Whether such a system will generate the same sort of cultural and normative influence that the older version did for centuries among China’s immediate neighbors is yet to be seen. Some countries evidently are happy to go along with aspects of China’s vision and use of “geocultural power” as they try to attract much needed investment. But signs of resistance are emerging as some countries fret about the dangers of debt diplomacy and becoming too beholden to China. Malaysia, for example, has pushed back against Chinese influence, possible corruption and the exorbitant costs of infrastructure. Other Southeast Asian states, especially Cambodia, have less capacity or political will to extricate themselves from China’s embrace, with awkward consequences for ASEAN unity. The key questions are: Is China’s increasing geo-economic and diplomatic impact sustainable? Does it actually want to replace the US’s traditional leadership at either the regional or global level?
The complications from Covid-19
It is impossible to know the long-term impact of the Covid-19 pandemic. But the responses of different national leaders to the crisis have been revealing. In China, after an initial attempt to conceal the gravity of the problem, the authoritarian regime moved swiftly to impose social controls that appear to have been effective, albeit of the kind that populations in the West find difficult to accept. In the US, the Trump administration’s rather chaotic response, compounded by an inequitable and highly inefficient health system, made an unflattering contrast. Even those with little sympathy for China’s often heavy-handed approach to social control recognized that in some circumstances this could be brutally effective.
The lack of US leadership, highlighted during a global crisis, is leaving the door open for China to demonstrate its ability to be a global power and, in turn, export its governance model.

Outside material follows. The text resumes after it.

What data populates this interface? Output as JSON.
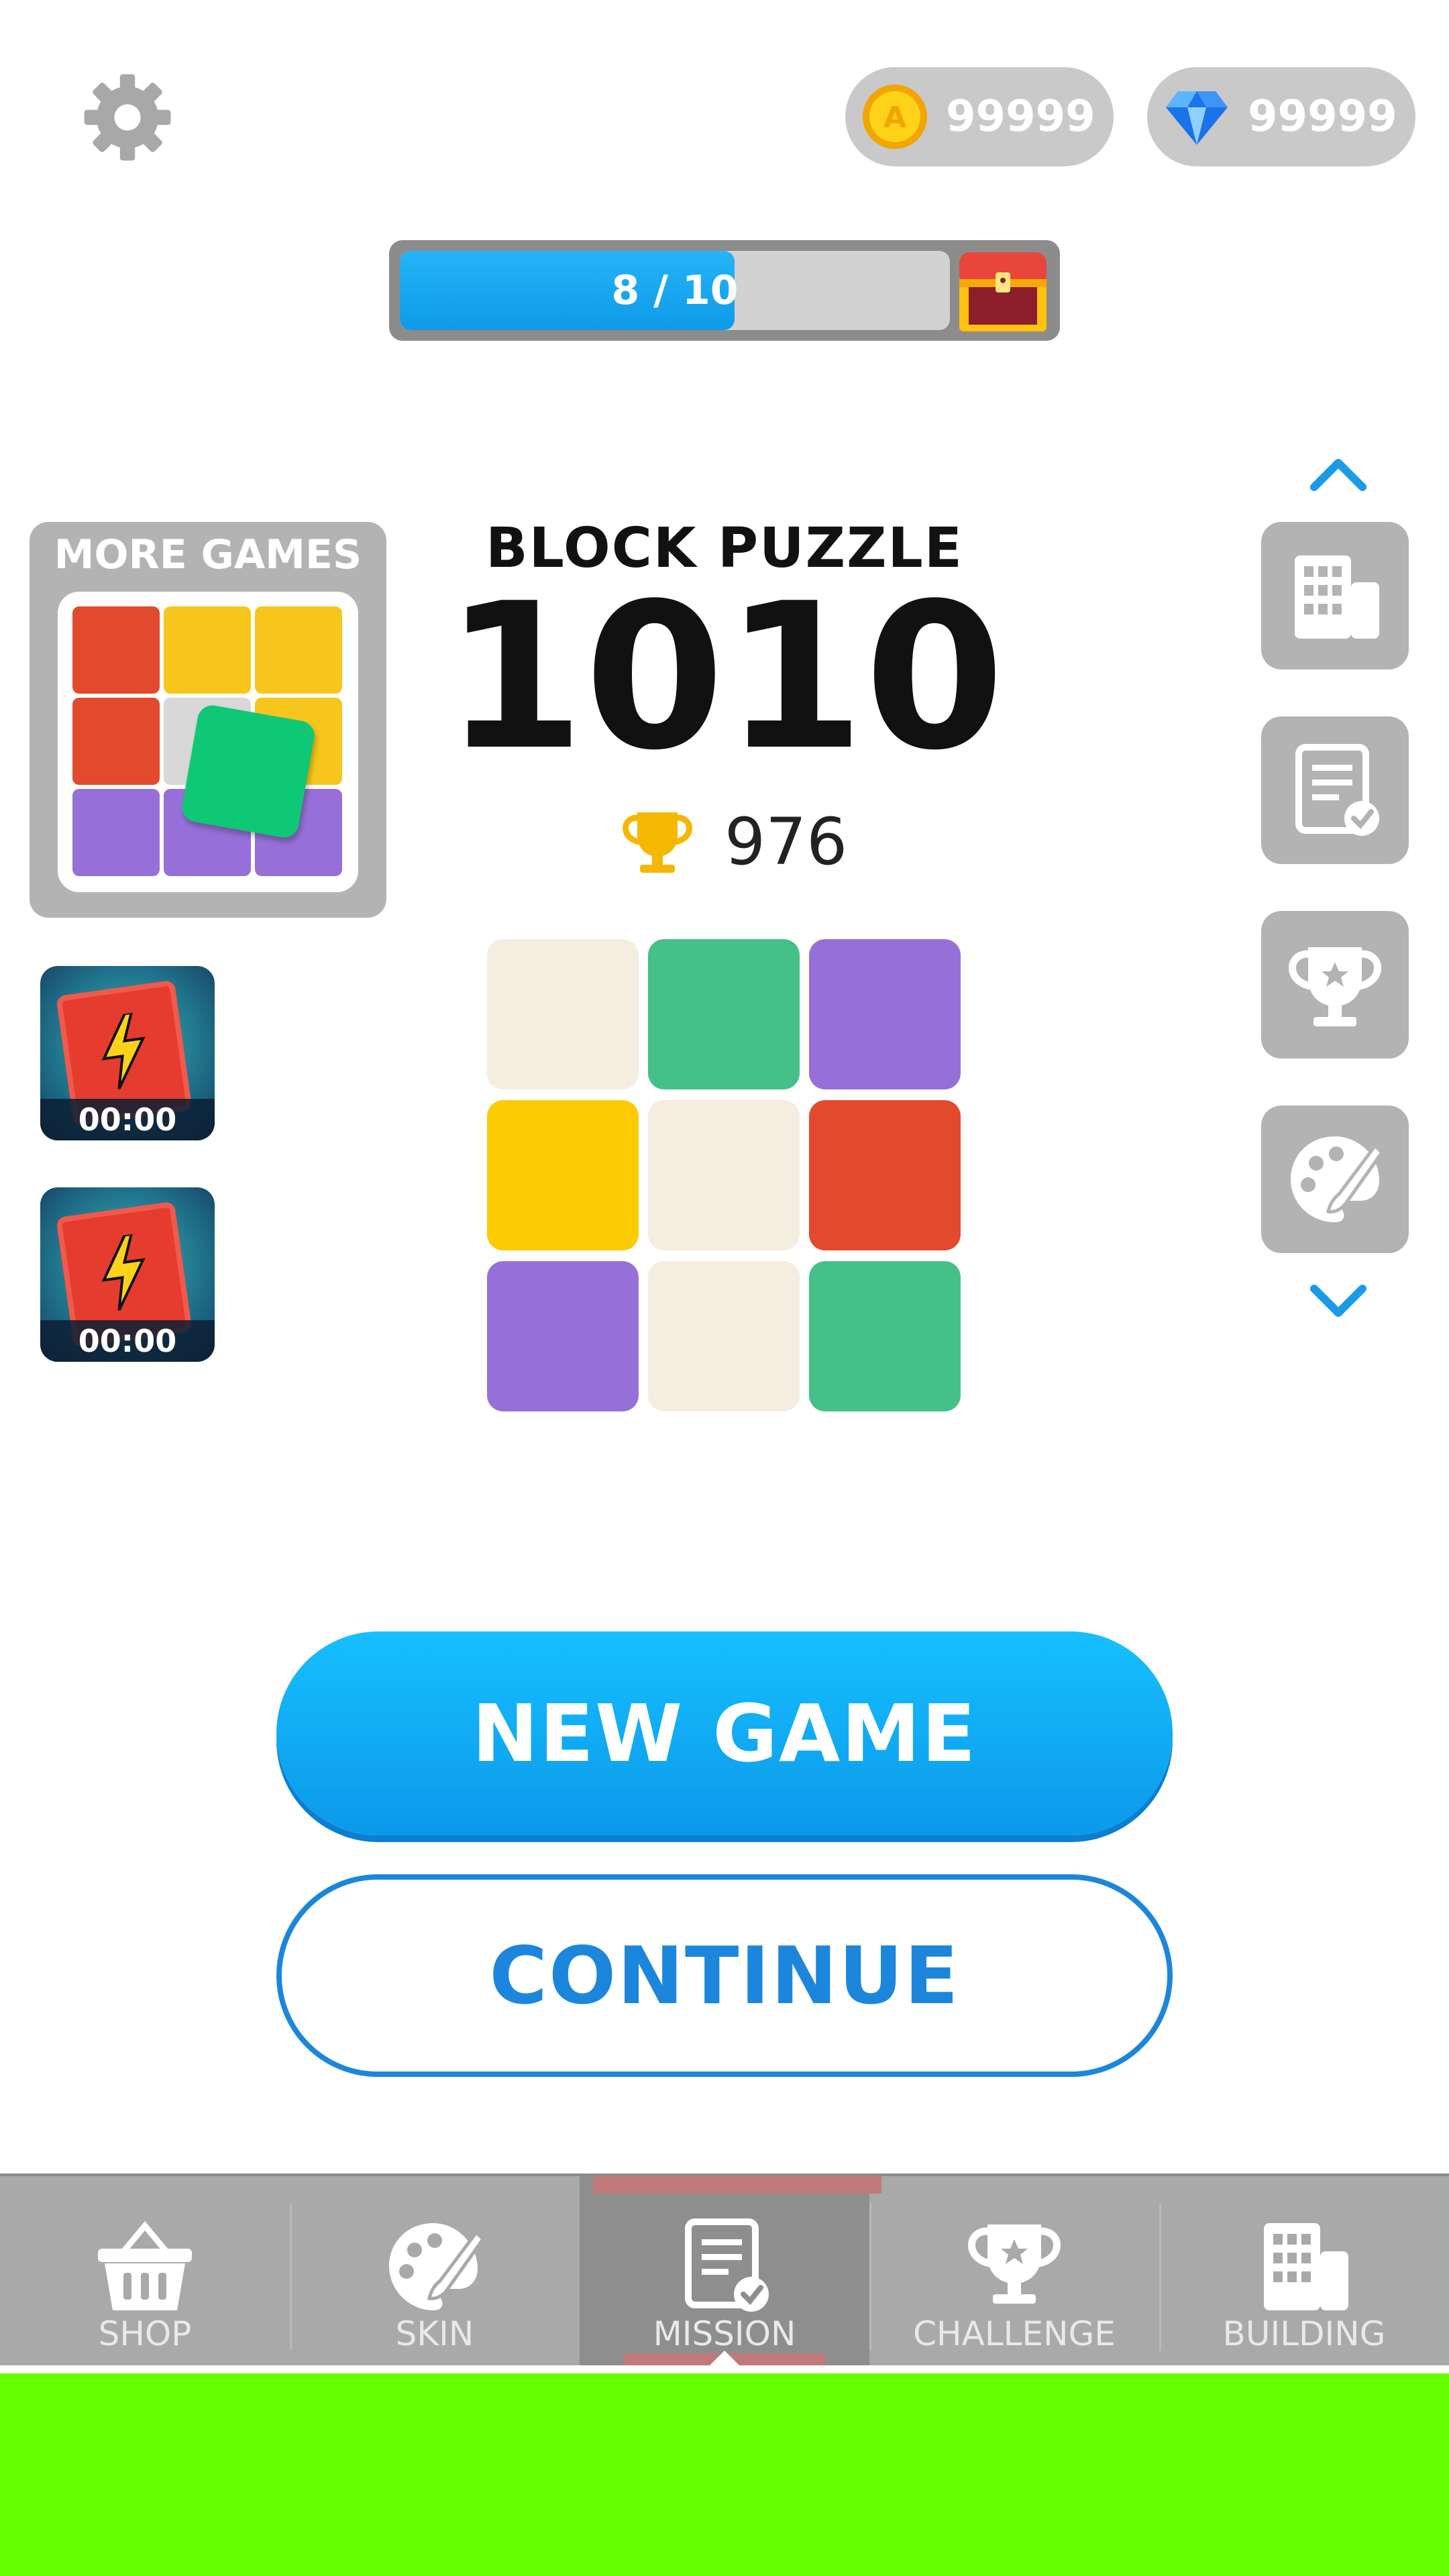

Though Beijing has attempted to capitalize on this opportunity, a series of missteps have cast a darker shadow over it. Suspicions about China’s "mask diplomacy” and concerns about quality of the medical equipment it exported to other countries, allegations of coverups and a lack of transparency during the initial Covid-19 outbreak, and its ongoing assertiveness in the South China Sea and Hong Kong have created growing uneasiness in the international community. To the extent that a Chinese governance model exists, Beijing’s actions during the Covid-19 crisis show that it is fraught with trust deficits, a misunderstanding of public opinion internationally, and a willingness to antagonize regional actors with sensitive territorial claims during vulnerable periods. Post-pandemic, the China model may demonstrate to other countries that not only is it impractical but that it also serves recklessly to sow divisions among would-be supporters.
This article was adapted from the author’s AsiaGlobal Paper, “’The Decline of the West’: What is it, and Why Might it Matter?”, which was published in April 2020 and may be viewed and downloaded here.
Beeson, Mark. (2020) “Donald Trump and Post-Pivot Asia: The Implications of a ‘Transactional’ Approach to Foreign Policy”, Asian Studies Review, vol. 44, issue 1, pp 10-27, Asian Studies Association of Australia, Taylor & Francis, Abingdon, UK.
Beeson, Mark; and Xu, Shaomin. (2019) “China’s Evolving Role in Global Governance: The AIIB and the Limits of an Alternative International Order”, Handbook of the International Political Economy of China, edited by Ka Zeng, Edward Elgar Publishing, Cheltenham, UK.
Economy, Elizabeth. (2018) The Third Revolution: Xi Jinping and the New Chinese State, Oxford University Press, Oxford, UK.
University of Western Australia